This image of an Orthodox Jew flying in a plastic bag to protect him should the aircraft fly over a Jewish cemetery was widely circulated in the last few days.

The basis of this is Leviticus 21:1-4. We'll use the text from a Jewish version:

21:1 Adonai said to Moshe, “Speak to the cohanim, the sons of Aharon; tell them: ‘No cohen is to make himself unclean for any of his people who dies, 2 except for his close relatives — his mother, father, son, daughter and brother; 3 he may also make himself unclean for his virgin sister who has never married and is therefore dependent on him. 4 He may not make himself unclean, because he is a leader among his people; doing so would profane him.

Generally, this passage is considered to mean that these people should not touch a corpse. That's all. But it has come to mean much more

If we start looking at the ritual purity laws relating to the dead for the Kohanim, we find touching expanded through centuries of deep rabbinical thinking into:

Touching (maga) –direct physical contact with a dead body or with certain objects which are direct contact with the body.

Moving (masa) –moving a body or part of a body-even indirectly through the use of intermediary object.

Tenting (ohel) –standing under or entering into a covered area (e.g. a roof, tree, building, etc.) which also overhangs a corpse, or passing directly over a body e.g. walking over a grave.

And then the concept of tenting is extended by at least one Orthodox Jewish sect from just walking over a grave to flying over a grave. Unless you are fully covered by a plastic bag which by some magic, protects you.

So they've gone from a simple taboo against touching a corpse - not uncommon in many cultural traditions - to a taboo at varieties of supposed indirect contact as if there are emanations from dead bodies which can defile a cohen.

But of course bodies decompose, and their constituent parts return to nature. The reality is that once you extend the concept of touching the dead beyond touching an actual corpse, you find you cannot avoid touching. Atoms from the dead are in every breath you take. Atoms from the dead are in everything you drink. Atoms from the dead are in every bite you eat. And atoms from the dead are in every article of clothing you wear - atoms from the dead are even in the kippa the guy in the plastic bag is wearing on his head.

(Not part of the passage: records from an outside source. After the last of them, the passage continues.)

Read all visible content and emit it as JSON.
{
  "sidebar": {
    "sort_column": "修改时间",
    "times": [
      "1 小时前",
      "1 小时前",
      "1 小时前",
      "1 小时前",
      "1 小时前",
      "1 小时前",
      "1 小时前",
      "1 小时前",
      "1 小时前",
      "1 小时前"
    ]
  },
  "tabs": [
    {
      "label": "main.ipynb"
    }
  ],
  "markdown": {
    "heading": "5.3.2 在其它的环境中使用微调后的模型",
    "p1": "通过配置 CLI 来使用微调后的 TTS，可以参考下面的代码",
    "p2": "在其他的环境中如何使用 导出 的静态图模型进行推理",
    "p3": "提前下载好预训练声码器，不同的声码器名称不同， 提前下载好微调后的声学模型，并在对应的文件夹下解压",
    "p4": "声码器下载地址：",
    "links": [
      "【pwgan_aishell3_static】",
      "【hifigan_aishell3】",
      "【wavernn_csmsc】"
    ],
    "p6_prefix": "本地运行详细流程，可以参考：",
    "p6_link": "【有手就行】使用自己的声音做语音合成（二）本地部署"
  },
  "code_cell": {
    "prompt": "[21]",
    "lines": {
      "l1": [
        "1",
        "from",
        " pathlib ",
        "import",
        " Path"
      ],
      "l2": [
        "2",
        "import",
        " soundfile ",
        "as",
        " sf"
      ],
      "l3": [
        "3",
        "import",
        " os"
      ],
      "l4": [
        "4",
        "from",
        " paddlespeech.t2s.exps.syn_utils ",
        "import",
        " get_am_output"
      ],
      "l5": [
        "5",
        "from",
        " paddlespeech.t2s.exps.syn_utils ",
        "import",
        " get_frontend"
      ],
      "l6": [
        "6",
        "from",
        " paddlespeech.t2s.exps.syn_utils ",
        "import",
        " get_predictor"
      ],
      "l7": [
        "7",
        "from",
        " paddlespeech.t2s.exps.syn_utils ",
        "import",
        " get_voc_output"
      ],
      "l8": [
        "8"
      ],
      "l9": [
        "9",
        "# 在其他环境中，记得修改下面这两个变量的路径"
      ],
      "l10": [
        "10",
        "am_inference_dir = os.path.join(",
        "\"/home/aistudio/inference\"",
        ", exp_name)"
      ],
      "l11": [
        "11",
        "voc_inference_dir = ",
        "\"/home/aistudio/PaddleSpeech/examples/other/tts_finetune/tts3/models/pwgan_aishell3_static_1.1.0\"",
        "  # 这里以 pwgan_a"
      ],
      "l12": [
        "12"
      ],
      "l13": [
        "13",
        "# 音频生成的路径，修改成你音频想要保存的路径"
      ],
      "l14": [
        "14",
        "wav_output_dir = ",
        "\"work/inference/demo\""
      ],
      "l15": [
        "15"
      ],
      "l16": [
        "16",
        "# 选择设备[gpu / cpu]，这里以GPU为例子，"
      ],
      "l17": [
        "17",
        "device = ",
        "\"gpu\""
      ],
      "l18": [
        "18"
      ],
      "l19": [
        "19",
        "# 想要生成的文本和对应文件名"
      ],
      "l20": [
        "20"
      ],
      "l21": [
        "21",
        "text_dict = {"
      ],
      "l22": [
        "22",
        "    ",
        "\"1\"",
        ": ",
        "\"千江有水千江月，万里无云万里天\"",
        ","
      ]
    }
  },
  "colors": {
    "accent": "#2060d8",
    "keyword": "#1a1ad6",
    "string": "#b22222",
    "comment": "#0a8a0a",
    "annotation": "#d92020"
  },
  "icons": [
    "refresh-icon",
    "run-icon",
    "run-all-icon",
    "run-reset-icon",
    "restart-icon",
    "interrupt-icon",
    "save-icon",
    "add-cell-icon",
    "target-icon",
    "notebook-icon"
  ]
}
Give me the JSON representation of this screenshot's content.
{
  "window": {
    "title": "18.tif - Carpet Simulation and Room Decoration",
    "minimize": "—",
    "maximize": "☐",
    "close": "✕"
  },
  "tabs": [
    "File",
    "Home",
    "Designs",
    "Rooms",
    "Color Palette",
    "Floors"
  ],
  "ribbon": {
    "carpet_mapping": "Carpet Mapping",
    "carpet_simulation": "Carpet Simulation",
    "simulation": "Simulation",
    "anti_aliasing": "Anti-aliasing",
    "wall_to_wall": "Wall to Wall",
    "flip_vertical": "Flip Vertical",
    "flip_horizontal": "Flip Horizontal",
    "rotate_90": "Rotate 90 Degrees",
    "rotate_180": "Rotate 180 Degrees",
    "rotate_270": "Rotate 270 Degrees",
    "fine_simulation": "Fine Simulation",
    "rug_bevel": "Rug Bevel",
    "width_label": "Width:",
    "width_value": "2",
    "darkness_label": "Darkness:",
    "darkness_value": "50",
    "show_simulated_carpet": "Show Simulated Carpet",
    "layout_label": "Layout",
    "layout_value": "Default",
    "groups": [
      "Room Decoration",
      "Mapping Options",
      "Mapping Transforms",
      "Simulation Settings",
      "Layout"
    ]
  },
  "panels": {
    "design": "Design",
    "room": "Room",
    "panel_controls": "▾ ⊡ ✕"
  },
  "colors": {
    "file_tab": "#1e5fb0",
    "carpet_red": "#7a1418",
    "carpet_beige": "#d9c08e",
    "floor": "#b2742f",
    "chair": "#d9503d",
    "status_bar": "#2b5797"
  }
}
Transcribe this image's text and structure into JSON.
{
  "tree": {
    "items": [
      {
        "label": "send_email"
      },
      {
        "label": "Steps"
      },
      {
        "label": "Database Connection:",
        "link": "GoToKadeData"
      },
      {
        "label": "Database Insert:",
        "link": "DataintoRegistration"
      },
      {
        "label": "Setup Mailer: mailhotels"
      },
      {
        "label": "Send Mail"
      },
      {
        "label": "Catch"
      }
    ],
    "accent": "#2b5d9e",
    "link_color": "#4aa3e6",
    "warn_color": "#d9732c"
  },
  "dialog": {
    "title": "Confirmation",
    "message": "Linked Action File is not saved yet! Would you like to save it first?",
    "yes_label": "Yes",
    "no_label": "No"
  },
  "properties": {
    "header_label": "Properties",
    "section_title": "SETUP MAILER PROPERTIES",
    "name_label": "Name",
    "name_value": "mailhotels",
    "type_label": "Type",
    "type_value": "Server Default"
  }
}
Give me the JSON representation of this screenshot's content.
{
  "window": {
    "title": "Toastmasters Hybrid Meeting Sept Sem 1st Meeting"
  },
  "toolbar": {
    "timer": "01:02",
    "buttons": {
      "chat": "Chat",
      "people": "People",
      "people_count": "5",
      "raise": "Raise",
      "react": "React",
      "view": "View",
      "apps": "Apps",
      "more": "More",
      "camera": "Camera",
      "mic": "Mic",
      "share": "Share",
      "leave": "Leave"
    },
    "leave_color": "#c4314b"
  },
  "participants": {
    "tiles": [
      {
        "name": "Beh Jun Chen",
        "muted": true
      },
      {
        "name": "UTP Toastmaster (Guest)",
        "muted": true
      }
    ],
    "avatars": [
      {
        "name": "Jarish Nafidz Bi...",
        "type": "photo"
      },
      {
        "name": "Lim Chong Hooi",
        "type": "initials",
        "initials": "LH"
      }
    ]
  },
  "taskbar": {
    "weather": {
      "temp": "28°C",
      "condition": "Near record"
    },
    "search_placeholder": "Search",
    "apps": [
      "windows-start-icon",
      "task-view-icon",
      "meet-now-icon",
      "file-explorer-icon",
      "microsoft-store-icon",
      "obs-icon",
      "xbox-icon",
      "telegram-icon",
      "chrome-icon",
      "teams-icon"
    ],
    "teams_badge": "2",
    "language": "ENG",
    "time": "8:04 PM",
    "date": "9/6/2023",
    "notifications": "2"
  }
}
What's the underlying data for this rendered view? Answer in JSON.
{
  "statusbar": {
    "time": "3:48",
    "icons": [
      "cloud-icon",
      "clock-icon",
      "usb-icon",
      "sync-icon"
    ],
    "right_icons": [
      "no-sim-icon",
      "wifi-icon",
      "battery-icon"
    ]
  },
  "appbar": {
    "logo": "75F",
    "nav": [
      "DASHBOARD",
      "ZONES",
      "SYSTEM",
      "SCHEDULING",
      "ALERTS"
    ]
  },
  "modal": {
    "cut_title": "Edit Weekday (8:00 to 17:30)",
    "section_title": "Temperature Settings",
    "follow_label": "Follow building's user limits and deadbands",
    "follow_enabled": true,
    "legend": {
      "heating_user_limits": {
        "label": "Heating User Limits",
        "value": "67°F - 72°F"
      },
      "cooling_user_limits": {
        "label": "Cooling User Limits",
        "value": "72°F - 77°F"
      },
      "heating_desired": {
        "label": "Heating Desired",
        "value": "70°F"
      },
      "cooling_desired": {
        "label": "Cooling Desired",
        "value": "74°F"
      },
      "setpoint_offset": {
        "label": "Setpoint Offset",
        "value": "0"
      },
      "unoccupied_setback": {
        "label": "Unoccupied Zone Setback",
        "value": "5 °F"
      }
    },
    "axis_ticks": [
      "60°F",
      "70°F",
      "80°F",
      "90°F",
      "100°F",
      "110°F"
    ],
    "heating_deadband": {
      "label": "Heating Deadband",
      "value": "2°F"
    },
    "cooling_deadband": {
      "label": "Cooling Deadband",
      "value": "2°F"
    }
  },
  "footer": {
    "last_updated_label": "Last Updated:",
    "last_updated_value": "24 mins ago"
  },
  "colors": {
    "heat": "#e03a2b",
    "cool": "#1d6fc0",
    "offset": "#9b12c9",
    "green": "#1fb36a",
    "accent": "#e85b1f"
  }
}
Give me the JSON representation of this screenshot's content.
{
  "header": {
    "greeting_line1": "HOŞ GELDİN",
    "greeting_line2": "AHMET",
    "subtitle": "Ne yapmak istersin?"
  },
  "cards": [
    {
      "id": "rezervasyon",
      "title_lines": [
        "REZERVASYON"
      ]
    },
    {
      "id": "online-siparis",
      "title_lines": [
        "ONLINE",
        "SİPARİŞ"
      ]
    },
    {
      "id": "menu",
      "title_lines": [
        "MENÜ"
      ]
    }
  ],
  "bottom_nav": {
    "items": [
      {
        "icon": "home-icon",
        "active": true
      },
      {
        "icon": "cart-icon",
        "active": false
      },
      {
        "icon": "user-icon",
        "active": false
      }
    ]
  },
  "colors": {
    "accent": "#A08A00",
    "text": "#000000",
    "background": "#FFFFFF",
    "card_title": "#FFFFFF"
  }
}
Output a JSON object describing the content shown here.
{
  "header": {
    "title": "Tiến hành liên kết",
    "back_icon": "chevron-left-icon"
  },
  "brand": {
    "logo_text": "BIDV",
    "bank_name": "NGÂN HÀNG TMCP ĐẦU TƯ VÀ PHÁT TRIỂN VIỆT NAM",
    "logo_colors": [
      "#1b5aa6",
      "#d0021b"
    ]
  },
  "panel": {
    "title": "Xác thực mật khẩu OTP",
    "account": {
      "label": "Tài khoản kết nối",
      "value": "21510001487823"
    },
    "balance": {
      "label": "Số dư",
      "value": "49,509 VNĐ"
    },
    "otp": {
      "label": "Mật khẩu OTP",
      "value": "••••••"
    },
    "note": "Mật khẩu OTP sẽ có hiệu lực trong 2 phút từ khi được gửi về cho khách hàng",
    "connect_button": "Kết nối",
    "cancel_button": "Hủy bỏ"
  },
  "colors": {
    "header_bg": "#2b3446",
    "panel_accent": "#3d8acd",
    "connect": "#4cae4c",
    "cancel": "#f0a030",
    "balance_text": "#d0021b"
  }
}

The rules the man in the plastic bag is following were made up by ignorant men with no knowledge of science. The rules are intended to protect against something it is physically impossible to protect against. It really highlights the futility of much religious practice.